*Try it*: Output the data in full. Keep every word exact and exclude the pictures.

*Given information*:
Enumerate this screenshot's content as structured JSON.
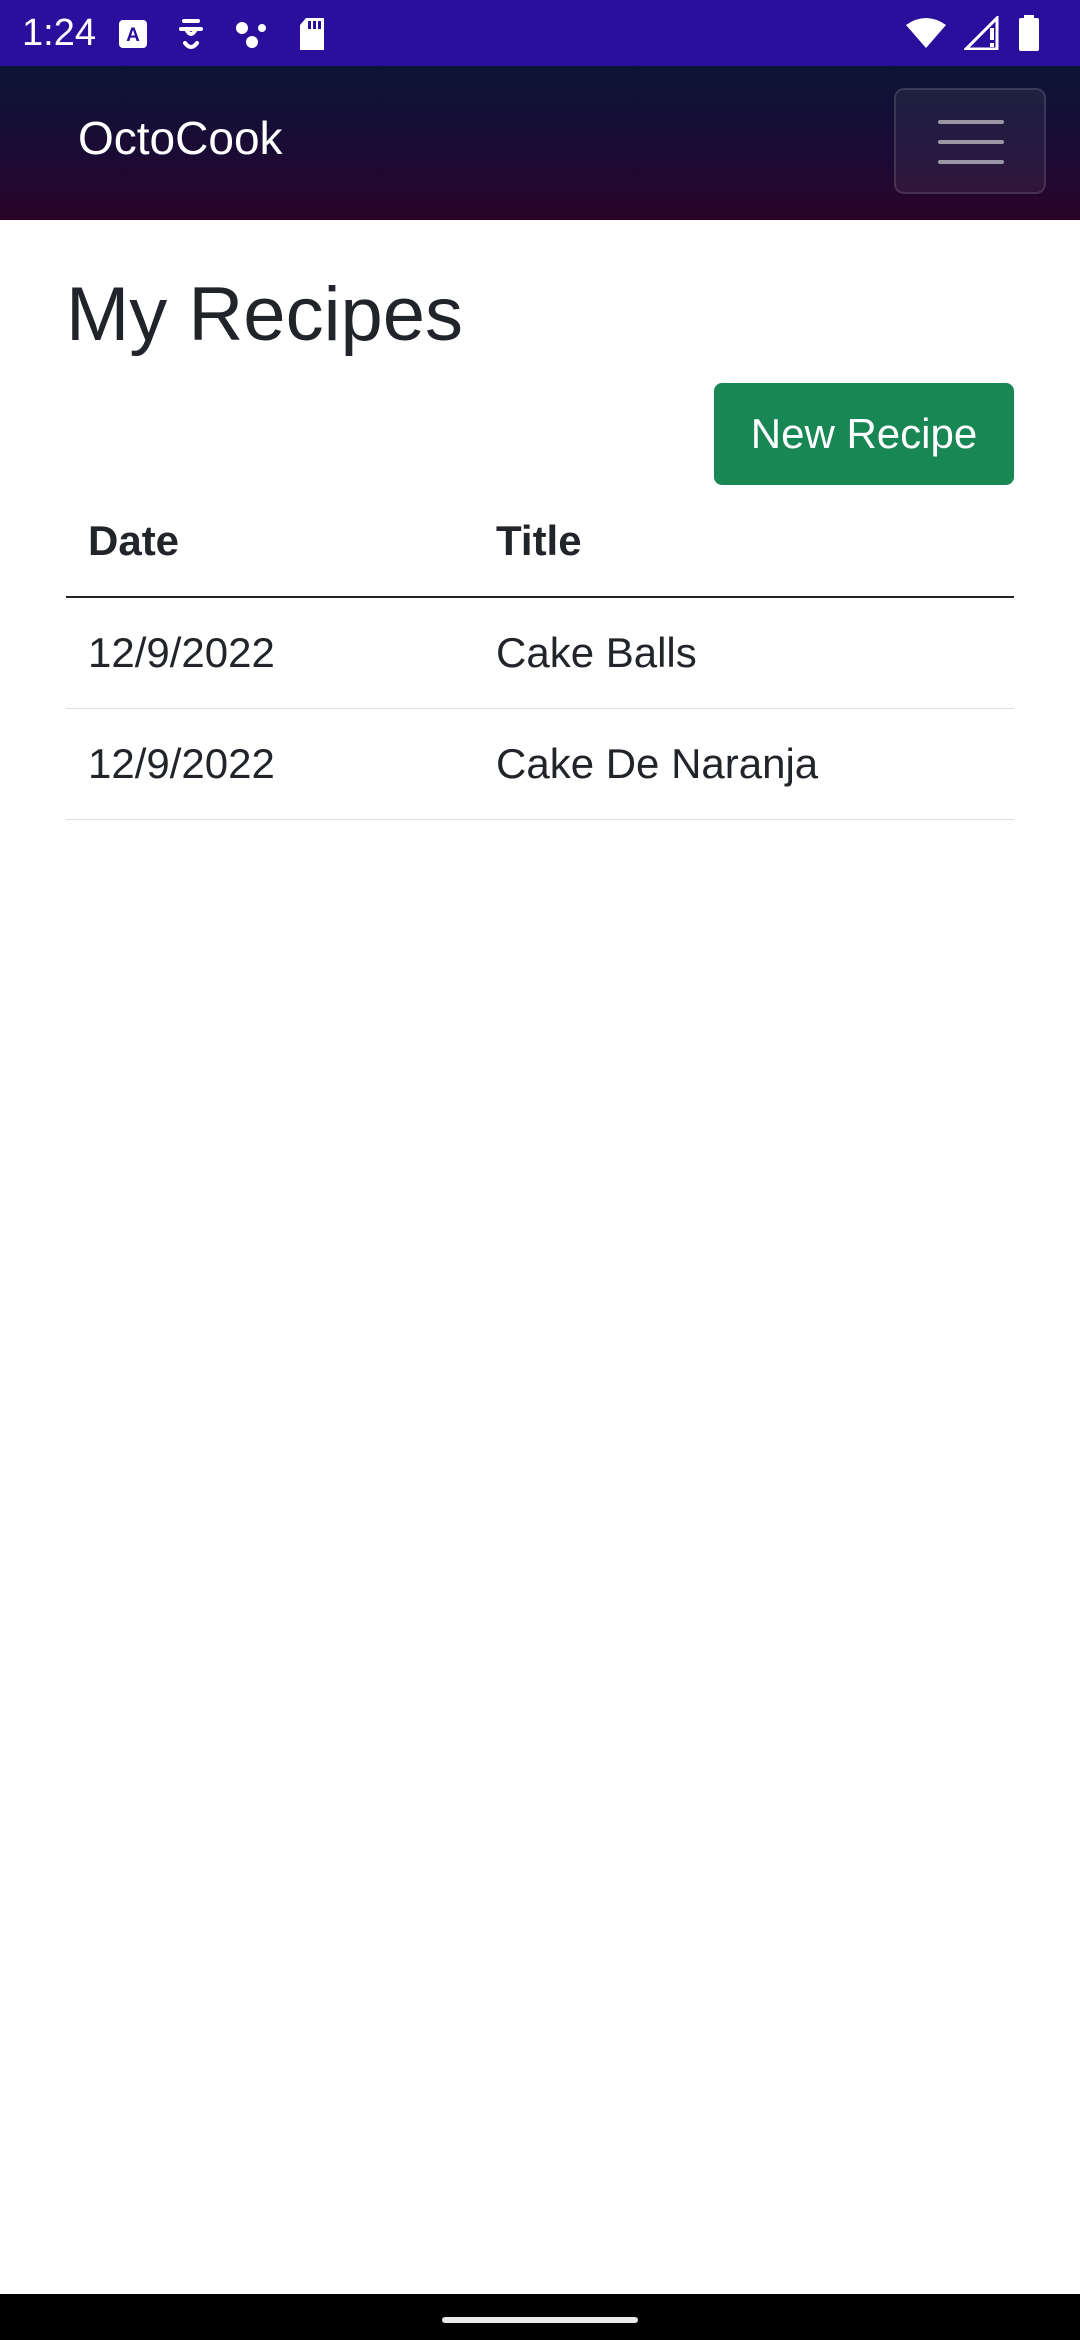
{
  "status_bar": {
    "time": "1:24",
    "left_icons": [
      "a-box-icon",
      "accessibility-icon",
      "dots-icon",
      "sd-card-icon"
    ],
    "right_icons": [
      "wifi-icon",
      "signal-icon",
      "battery-icon"
    ],
    "background_color": "#2a0e9c"
  },
  "navbar": {
    "brand": "OctoCook",
    "menu_icon": "hamburger-icon"
  },
  "main": {
    "title": "My Recipes",
    "new_recipe_label": "New Recipe",
    "accent_color": "#198754",
    "table": {
      "headers": [
        "Date",
        "Title"
      ],
      "rows": [
        [
          "12/9/2022",
          "Cake Balls"
        ],
        [
          "12/9/2022",
          "Cake De Naranja"
        ]
      ]
    }
  }
}
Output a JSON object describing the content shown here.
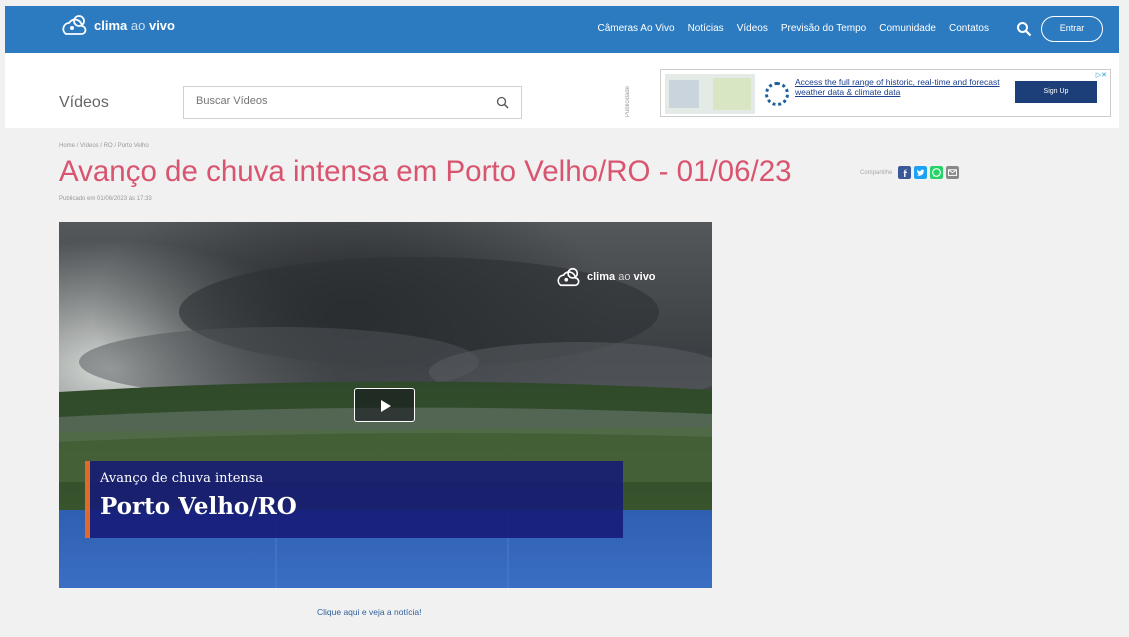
{
  "header": {
    "brand": {
      "word1": "clima",
      "word2": "ao",
      "word3": "vivo"
    },
    "nav_items": [
      "Câmeras Ao Vivo",
      "Notícias",
      "Vídeos",
      "Previsão do Tempo",
      "Comunidade",
      "Contatos"
    ],
    "login_label": "Entrar"
  },
  "subheader": {
    "section_title": "Vídeos",
    "search_placeholder": "Buscar Vídeos",
    "ad_side_label": "Publicidade"
  },
  "ad": {
    "text": "Access the full range of historic, real-time and forecast weather data & climate data",
    "button_label": "Sign Up"
  },
  "article": {
    "breadcrumb": "Home / Vídeos / RO / Porto Velho",
    "title": "Avanço de chuva intensa em Porto Velho/RO - 01/06/23",
    "share_label": "Compartilhe",
    "published": "Publicado em 01/06/2023 às 17:33"
  },
  "video": {
    "watermark": {
      "word1": "clima",
      "word2": "ao",
      "word3": "vivo"
    },
    "caption_line1": "Avanço de chuva intensa",
    "caption_line2": "Porto Velho/RO"
  },
  "cta": "Clique aqui e veja a notícia!",
  "colors": {
    "topbar": "#2c7bc1",
    "headline": "#d9546f",
    "facebook": "#3b5998",
    "twitter": "#1da1f2",
    "whatsapp": "#25d366",
    "email": "#888888",
    "caption_bg": "#161a78",
    "caption_accent": "#e06a2a"
  },
  "icons": [
    "cloud-sun-logo-icon",
    "search-icon",
    "play-icon",
    "facebook-icon",
    "twitter-icon",
    "whatsapp-icon",
    "email-icon"
  ]
}
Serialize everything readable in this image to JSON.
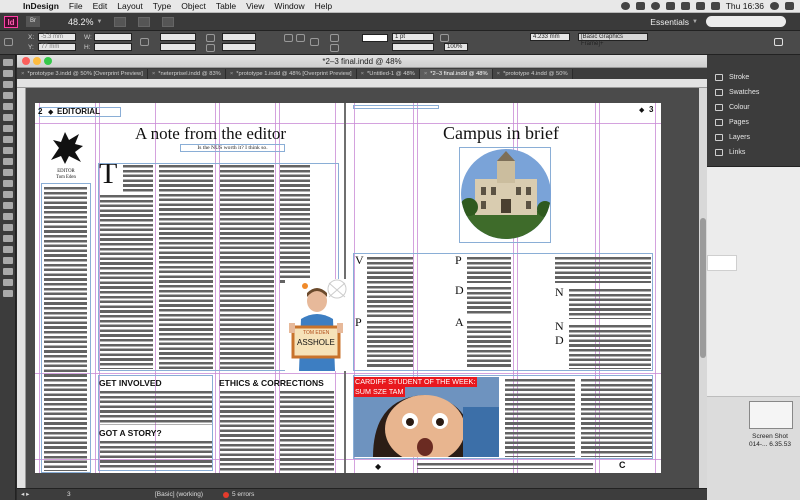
{
  "menubar": {
    "app_name": "InDesign",
    "items": [
      "File",
      "Edit",
      "Layout",
      "Type",
      "Object",
      "Table",
      "View",
      "Window",
      "Help"
    ],
    "clock": "Thu 16:36"
  },
  "appbar": {
    "logo": "Id",
    "bridge": "Br",
    "zoom": "48.2%",
    "workspace": "Essentials"
  },
  "control": {
    "x_label": "X:",
    "y_label": "Y:",
    "w_label": "W:",
    "h_label": "H:",
    "x_value": "-5.3 mm",
    "y_value": "77 mm",
    "stroke_weight": "1 pt",
    "size_value": "4.233 mm",
    "opacity": "100%",
    "frame_style": "[Basic Graphics Frame]+"
  },
  "document": {
    "title": "*2–3 final.indd @ 48%",
    "tabs": [
      {
        "label": "*prototype 3.indd @ 50% [Overprint Preview]",
        "active": false
      },
      {
        "label": "*neterprisel.indd @ 83%",
        "active": false
      },
      {
        "label": "*prototype 1.indd @ 48% [Overprint Preview]",
        "active": false
      },
      {
        "label": "*Untitled-1 @ 48%",
        "active": false
      },
      {
        "label": "*2–3 final.indd @ 48%",
        "active": true
      },
      {
        "label": "*prototype 4.indd @ 50%",
        "active": false
      }
    ],
    "status": {
      "page": "3",
      "style": "[Basic] (working)",
      "errors": "5 errors"
    }
  },
  "left_page": {
    "page_number": "2",
    "section": "EDITORIAL",
    "heading": "A note from the editor",
    "subheading": "Is the NUS worth it? I think so.",
    "sidebar_caption": "EDITOR\nTom Eden",
    "drop_cap": "T",
    "photo_sign_top": "TOM EDEN",
    "photo_sign_main": "ASSHOLE",
    "box1": "GET INVOLVED",
    "box2": "ETHICS & CORRECTIONS",
    "box3": "GOT A STORY?"
  },
  "right_page": {
    "page_number": "3",
    "heading": "Campus in brief",
    "caps_col1": [
      "V",
      "P"
    ],
    "caps_col2": [
      "P",
      "D",
      "A"
    ],
    "caps_col3": [
      "N",
      "N",
      "D"
    ],
    "feature_banner_line1": "CARDIFF STUDENT OF THE WEEK:",
    "feature_banner_line2": "SUM SZE TAM",
    "footer_mark": "C"
  },
  "panels": {
    "items": [
      "Stroke",
      "Swatches",
      "Colour",
      "Pages",
      "Layers",
      "Links"
    ]
  },
  "desktop": {
    "file_label_1": "Screen Shot",
    "file_label_2": "014-... 6.35.53"
  },
  "colors": {
    "accent_pink": "#ff3ea5",
    "guide_purple": "#c98bd6",
    "frame_blue": "#8aaed6",
    "banner_red": "#e8181e"
  }
}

*Answer area*:
Enumerate this screenshot's content as structured JSON.
{
  "status_bar": {
    "time": "1:24",
    "left_icons": [
      "a-box-icon",
      "accessibility-icon",
      "dots-icon",
      "sd-card-icon"
    ],
    "right_icons": [
      "wifi-icon",
      "signal-icon",
      "battery-icon"
    ],
    "background_color": "#2a0e9c"
  },
  "navbar": {
    "brand": "OctoCook",
    "menu_icon": "hamburger-icon"
  },
  "main": {
    "title": "My Recipes",
    "new_recipe_label": "New Recipe",
    "accent_color": "#198754",
    "table": {
      "headers": [
        "Date",
        "Title"
      ],
      "rows": [
        [
          "12/9/2022",
          "Cake Balls"
        ],
        [
          "12/9/2022",
          "Cake De Naranja"
        ]
      ]
    }
  }
}
Output a JSON object describing the content shown here.
{
  "header": {
    "brand": {
      "word1": "clima",
      "word2": "ao",
      "word3": "vivo"
    },
    "nav_items": [
      "Câmeras Ao Vivo",
      "Notícias",
      "Vídeos",
      "Previsão do Tempo",
      "Comunidade",
      "Contatos"
    ],
    "login_label": "Entrar"
  },
  "subheader": {
    "section_title": "Vídeos",
    "search_placeholder": "Buscar Vídeos",
    "ad_side_label": "Publicidade"
  },
  "ad": {
    "text": "Access the full range of historic, real-time and forecast weather data & climate data",
    "button_label": "Sign Up"
  },
  "article": {
    "breadcrumb": "Home / Vídeos / RO / Porto Velho",
    "title": "Avanço de chuva intensa em Porto Velho/RO - 01/06/23",
    "share_label": "Compartilhe",
    "published": "Publicado em 01/06/2023 às 17:33"
  },
  "video": {
    "watermark": {
      "word1": "clima",
      "word2": "ao",
      "word3": "vivo"
    },
    "caption_line1": "Avanço de chuva intensa",
    "caption_line2": "Porto Velho/RO"
  },
  "cta": "Clique aqui e veja a notícia!",
  "colors": {
    "topbar": "#2c7bc1",
    "headline": "#d9546f",
    "facebook": "#3b5998",
    "twitter": "#1da1f2",
    "whatsapp": "#25d366",
    "email": "#888888",
    "caption_bg": "#161a78",
    "caption_accent": "#e06a2a"
  },
  "icons": [
    "cloud-sun-logo-icon",
    "search-icon",
    "play-icon",
    "facebook-icon",
    "twitter-icon",
    "whatsapp-icon",
    "email-icon"
  ]
}
Serialize everything readable in this image to JSON.
{
  "menubar": {
    "app_name": "InDesign",
    "items": [
      "File",
      "Edit",
      "Layout",
      "Type",
      "Object",
      "Table",
      "View",
      "Window",
      "Help"
    ],
    "clock": "Thu 16:36"
  },
  "appbar": {
    "logo": "Id",
    "bridge": "Br",
    "zoom": "48.2%",
    "workspace": "Essentials"
  },
  "control": {
    "x_label": "X:",
    "y_label": "Y:",
    "w_label": "W:",
    "h_label": "H:",
    "x_value": "-5.3 mm",
    "y_value": "77 mm",
    "stroke_weight": "1 pt",
    "size_value": "4.233 mm",
    "opacity": "100%",
    "frame_style": "[Basic Graphics Frame]+"
  },
  "document": {
    "title": "*2–3 final.indd @ 48%",
    "tabs": [
      {
        "label": "*prototype 3.indd @ 50% [Overprint Preview]",
        "active": false
      },
      {
        "label": "*neterprisel.indd @ 83%",
        "active": false
      },
      {
        "label": "*prototype 1.indd @ 48% [Overprint Preview]",
        "active": false
      },
      {
        "label": "*Untitled-1 @ 48%",
        "active": false
      },
      {
        "label": "*2–3 final.indd @ 48%",
        "active": true
      },
      {
        "label": "*prototype 4.indd @ 50%",
        "active": false
      }
    ],
    "status": {
      "page": "3",
      "style": "[Basic] (working)",
      "errors": "5 errors"
    }
  },
  "left_page": {
    "page_number": "2",
    "section": "EDITORIAL",
    "heading": "A note from the editor",
    "subheading": "Is the NUS worth it? I think so.",
    "sidebar_caption": "EDITOR\nTom Eden",
    "drop_cap": "T",
    "photo_sign_top": "TOM EDEN",
    "photo_sign_main": "ASSHOLE",
    "box1": "GET INVOLVED",
    "box2": "ETHICS & CORRECTIONS",
    "box3": "GOT A STORY?"
  },
  "right_page": {
    "page_number": "3",
    "heading": "Campus in brief",
    "caps_col1": [
      "V",
      "P"
    ],
    "caps_col2": [
      "P",
      "D",
      "A"
    ],
    "caps_col3": [
      "N",
      "N",
      "D"
    ],
    "feature_banner_line1": "CARDIFF STUDENT OF THE WEEK:",
    "feature_banner_line2": "SUM SZE TAM",
    "footer_mark": "C"
  },
  "panels": {
    "items": [
      "Stroke",
      "Swatches",
      "Colour",
      "Pages",
      "Layers",
      "Links"
    ]
  },
  "desktop": {
    "file_label_1": "Screen Shot",
    "file_label_2": "014-... 6.35.53"
  },
  "colors": {
    "accent_pink": "#ff3ea5",
    "guide_purple": "#c98bd6",
    "frame_blue": "#8aaed6",
    "banner_red": "#e8181e"
  }
}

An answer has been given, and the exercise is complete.